I’ve never made any secret of the fact that I enjoy crap television; this includes reality TV. One of the mainstays on the Masson TV lineup is Survivor. For those of you who don’t watch, one of the main show dynamic involves initially splitting the contestants into two tribes. For a period of time, the tribes are pitted against each other; the losing tribe forced to send someone home. Eventually, most seasons, the two tribes will be merged together. Then, each week, the new single tribe has to vote someone out.
After the merge, typically what happens, is the members of the old tribe with the most remaining members band together and vote off members of the old tribe with fewer numbers. But, inevitably, when the small tribe is no longer a threat, a faction of the remaining big tribe poaches members of the small tribe to gain an advantage over another faction from the big tribe. The closer the original tribes are in numbers, however, the more tightly they stick together.
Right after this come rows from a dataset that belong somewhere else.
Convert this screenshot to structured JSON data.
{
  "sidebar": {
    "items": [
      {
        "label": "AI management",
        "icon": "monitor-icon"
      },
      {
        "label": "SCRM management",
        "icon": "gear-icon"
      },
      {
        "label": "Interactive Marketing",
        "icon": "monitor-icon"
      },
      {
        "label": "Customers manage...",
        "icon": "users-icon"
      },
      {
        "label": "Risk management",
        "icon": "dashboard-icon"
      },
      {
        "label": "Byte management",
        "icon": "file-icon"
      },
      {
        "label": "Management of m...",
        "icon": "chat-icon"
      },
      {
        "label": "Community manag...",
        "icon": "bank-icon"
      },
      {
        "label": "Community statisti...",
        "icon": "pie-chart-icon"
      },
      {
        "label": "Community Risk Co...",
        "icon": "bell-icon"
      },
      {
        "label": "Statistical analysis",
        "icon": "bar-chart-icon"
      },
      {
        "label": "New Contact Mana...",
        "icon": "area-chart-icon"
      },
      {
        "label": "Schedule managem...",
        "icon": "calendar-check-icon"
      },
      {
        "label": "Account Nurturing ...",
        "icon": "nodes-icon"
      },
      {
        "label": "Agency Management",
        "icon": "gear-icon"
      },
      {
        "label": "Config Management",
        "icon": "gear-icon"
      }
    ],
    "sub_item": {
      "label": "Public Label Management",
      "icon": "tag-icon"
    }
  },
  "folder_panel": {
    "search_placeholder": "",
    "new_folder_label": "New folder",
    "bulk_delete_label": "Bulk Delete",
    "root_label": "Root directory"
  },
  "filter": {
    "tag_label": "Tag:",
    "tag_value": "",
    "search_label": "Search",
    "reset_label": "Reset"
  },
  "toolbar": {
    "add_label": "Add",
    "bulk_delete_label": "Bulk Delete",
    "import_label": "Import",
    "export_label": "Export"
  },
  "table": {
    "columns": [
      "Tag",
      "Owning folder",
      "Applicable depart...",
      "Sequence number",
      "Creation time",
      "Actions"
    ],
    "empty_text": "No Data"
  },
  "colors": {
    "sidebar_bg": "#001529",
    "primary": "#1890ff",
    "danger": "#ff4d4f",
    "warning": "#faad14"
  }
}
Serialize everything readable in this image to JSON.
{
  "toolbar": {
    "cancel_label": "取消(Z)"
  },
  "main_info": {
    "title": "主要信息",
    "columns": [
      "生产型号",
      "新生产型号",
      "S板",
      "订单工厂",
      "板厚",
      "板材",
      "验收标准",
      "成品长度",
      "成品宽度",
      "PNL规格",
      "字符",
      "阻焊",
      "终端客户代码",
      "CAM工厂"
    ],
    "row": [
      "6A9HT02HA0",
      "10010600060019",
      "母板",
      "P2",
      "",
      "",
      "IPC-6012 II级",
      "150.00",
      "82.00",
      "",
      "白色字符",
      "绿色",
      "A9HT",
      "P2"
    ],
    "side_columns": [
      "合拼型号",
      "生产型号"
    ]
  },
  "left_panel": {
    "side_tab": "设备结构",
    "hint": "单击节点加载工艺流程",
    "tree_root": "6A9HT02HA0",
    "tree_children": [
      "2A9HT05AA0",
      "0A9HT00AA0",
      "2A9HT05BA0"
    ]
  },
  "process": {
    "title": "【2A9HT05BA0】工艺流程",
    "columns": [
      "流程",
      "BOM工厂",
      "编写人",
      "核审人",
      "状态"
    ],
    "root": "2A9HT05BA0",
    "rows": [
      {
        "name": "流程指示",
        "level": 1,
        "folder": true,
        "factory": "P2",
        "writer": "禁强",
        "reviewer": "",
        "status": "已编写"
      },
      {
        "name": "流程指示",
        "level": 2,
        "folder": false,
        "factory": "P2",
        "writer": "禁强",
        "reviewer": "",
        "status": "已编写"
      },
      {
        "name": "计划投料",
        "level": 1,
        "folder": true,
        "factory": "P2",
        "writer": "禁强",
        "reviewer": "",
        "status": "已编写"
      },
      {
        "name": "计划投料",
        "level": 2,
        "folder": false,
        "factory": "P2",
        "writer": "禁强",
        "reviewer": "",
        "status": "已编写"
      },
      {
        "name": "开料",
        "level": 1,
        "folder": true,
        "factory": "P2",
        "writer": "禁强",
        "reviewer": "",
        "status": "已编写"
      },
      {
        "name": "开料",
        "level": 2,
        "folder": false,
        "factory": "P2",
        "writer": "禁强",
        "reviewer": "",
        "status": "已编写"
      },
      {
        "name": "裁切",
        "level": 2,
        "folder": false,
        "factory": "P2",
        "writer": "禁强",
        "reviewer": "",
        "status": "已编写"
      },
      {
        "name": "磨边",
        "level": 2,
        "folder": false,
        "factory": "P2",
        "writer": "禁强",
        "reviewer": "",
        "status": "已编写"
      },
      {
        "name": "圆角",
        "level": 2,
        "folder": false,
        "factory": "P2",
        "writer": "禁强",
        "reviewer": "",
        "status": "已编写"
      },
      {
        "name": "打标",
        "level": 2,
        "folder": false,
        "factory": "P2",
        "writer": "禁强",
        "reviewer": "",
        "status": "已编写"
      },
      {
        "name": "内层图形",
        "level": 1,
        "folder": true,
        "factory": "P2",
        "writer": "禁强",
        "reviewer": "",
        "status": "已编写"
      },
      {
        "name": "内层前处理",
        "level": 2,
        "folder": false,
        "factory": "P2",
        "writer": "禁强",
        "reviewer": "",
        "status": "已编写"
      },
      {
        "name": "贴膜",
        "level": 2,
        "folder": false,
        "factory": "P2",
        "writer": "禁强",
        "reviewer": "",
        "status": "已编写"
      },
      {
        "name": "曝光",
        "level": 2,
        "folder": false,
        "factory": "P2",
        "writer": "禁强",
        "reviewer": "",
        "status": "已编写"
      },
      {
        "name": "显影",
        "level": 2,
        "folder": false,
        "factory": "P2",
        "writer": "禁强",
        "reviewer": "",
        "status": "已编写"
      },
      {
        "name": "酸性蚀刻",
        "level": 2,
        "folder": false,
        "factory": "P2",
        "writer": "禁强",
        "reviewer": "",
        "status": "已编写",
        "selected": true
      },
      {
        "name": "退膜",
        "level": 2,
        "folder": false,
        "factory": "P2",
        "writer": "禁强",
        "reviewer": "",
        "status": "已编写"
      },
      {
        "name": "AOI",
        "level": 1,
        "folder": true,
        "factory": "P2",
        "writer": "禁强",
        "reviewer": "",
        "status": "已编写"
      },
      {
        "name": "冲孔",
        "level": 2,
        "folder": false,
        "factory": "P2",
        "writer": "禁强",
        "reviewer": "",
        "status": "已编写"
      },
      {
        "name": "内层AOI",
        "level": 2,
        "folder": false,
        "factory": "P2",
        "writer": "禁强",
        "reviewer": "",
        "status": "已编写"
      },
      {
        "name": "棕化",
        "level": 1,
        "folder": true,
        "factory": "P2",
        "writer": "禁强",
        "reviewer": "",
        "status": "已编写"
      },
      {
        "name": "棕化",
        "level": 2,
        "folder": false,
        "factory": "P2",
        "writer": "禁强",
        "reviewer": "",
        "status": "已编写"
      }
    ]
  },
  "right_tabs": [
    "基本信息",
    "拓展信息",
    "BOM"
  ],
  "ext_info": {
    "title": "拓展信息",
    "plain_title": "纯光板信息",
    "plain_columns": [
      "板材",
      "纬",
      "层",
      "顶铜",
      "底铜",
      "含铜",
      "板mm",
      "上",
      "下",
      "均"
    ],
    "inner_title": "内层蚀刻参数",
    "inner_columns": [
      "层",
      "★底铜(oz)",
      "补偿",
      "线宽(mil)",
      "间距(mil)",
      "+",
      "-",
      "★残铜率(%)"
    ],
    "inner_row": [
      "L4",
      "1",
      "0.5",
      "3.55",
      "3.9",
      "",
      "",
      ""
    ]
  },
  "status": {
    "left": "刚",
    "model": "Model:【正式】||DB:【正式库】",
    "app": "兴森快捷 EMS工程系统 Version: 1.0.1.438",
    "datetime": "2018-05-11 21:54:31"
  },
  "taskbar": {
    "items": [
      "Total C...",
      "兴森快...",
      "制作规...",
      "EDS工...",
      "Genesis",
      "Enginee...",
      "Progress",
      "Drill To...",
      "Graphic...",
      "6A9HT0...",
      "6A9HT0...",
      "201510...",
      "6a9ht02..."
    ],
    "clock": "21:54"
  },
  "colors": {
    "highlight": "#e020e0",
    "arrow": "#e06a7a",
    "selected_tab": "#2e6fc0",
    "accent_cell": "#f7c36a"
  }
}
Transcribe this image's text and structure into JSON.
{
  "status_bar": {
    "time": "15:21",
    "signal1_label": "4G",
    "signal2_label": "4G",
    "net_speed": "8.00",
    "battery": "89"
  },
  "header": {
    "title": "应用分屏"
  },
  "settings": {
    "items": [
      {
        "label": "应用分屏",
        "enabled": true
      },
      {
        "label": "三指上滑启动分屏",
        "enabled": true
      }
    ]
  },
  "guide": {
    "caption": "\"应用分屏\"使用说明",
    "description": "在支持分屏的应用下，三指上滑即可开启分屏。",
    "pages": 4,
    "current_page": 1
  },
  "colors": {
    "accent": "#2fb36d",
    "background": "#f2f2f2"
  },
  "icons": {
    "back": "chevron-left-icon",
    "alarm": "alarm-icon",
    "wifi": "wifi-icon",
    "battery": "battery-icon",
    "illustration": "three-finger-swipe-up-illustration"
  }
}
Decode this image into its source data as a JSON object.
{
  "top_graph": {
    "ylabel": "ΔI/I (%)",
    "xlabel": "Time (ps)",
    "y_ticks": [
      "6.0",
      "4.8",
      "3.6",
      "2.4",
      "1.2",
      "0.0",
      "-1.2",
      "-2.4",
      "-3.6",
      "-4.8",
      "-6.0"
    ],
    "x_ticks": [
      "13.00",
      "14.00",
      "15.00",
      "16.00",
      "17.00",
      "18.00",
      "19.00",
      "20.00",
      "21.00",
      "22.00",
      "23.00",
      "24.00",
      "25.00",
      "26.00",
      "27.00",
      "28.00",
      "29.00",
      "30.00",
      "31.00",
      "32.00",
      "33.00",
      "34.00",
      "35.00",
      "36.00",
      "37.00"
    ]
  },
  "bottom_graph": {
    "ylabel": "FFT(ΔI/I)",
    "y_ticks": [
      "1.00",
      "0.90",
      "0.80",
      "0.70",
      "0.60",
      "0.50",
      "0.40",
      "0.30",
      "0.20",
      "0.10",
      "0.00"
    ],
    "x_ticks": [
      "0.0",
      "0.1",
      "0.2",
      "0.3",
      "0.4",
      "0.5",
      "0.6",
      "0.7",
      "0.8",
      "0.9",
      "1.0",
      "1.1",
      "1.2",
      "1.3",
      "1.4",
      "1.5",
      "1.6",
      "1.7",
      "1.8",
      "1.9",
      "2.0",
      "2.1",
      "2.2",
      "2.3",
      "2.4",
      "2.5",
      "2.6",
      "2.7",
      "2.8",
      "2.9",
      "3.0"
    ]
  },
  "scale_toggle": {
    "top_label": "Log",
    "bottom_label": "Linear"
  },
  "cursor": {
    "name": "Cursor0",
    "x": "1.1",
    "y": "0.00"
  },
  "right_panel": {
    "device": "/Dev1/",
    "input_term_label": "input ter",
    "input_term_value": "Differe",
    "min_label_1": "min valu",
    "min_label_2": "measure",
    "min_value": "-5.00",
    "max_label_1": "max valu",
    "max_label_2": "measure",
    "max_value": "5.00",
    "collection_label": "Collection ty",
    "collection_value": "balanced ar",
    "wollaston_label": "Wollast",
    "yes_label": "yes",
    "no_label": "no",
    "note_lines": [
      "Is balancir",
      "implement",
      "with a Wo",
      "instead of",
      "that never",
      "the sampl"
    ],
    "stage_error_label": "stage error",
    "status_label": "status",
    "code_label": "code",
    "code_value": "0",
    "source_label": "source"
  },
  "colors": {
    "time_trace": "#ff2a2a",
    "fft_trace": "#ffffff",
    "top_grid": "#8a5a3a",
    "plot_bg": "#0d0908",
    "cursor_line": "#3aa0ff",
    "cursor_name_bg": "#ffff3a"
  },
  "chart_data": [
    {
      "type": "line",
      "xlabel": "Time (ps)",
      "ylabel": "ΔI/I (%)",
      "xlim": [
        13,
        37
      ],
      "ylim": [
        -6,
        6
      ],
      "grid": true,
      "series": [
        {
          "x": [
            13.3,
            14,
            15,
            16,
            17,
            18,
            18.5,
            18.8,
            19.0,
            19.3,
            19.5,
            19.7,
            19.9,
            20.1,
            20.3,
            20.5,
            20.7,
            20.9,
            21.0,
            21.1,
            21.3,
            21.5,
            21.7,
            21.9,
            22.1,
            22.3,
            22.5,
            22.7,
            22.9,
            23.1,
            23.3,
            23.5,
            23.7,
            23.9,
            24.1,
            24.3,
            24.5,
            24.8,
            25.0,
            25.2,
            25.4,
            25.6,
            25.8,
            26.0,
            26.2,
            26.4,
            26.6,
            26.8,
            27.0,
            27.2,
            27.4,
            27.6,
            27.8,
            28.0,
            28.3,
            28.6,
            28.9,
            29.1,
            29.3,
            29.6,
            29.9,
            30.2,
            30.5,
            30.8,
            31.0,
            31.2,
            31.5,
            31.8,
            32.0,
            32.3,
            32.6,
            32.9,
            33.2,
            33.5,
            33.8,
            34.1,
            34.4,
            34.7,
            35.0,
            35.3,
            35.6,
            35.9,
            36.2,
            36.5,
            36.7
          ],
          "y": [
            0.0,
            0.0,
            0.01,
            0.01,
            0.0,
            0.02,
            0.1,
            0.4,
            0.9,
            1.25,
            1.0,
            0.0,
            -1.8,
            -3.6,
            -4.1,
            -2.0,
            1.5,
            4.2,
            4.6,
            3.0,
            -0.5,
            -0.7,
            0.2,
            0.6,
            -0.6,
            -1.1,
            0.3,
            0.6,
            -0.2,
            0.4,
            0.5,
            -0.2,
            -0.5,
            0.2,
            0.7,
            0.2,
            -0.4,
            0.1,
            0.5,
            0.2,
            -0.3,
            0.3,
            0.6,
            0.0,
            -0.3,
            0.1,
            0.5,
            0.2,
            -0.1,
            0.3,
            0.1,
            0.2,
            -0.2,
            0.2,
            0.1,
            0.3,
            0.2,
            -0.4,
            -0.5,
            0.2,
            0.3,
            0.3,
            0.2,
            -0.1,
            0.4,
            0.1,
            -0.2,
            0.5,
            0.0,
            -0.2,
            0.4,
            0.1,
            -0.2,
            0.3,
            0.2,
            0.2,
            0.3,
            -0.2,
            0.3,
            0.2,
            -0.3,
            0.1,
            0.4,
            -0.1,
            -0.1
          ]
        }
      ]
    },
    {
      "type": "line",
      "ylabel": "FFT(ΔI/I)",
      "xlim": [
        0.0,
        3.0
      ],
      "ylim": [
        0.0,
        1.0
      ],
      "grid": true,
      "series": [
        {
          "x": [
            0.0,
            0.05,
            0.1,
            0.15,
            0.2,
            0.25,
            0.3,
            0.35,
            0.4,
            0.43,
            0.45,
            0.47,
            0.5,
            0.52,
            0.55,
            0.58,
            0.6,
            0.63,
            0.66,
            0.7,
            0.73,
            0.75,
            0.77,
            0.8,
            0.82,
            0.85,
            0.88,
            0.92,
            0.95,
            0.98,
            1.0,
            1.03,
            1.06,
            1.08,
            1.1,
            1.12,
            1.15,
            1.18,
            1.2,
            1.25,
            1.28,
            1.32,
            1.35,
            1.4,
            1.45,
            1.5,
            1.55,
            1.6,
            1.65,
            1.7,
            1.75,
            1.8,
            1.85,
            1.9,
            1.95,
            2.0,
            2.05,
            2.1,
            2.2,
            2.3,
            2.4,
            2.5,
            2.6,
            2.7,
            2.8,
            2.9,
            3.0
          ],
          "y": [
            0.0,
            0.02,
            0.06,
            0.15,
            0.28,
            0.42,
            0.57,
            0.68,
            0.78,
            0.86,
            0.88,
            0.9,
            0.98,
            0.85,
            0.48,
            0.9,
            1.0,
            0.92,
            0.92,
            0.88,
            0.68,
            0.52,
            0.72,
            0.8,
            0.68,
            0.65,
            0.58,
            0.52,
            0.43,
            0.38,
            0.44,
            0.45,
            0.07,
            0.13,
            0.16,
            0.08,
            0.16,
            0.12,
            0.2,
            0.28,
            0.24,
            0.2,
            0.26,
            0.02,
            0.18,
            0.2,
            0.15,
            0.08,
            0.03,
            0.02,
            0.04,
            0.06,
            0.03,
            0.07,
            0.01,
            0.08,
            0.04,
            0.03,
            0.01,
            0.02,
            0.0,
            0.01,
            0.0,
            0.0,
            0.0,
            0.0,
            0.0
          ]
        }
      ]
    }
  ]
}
I was reminded of this dynamic when reading Jim Shella’s note about how the Republicans in the Indiana Senate are treating the Democrats nicely. There are only 13 Democrats in that chamber compared to 37 Republicans. The Democrats are not even close to being a threat in terms of power and influence. That suggests we might expect to see Republican factions battling each other in that chamber. I wonder if any of those factions will seek to make use of the available Democrats.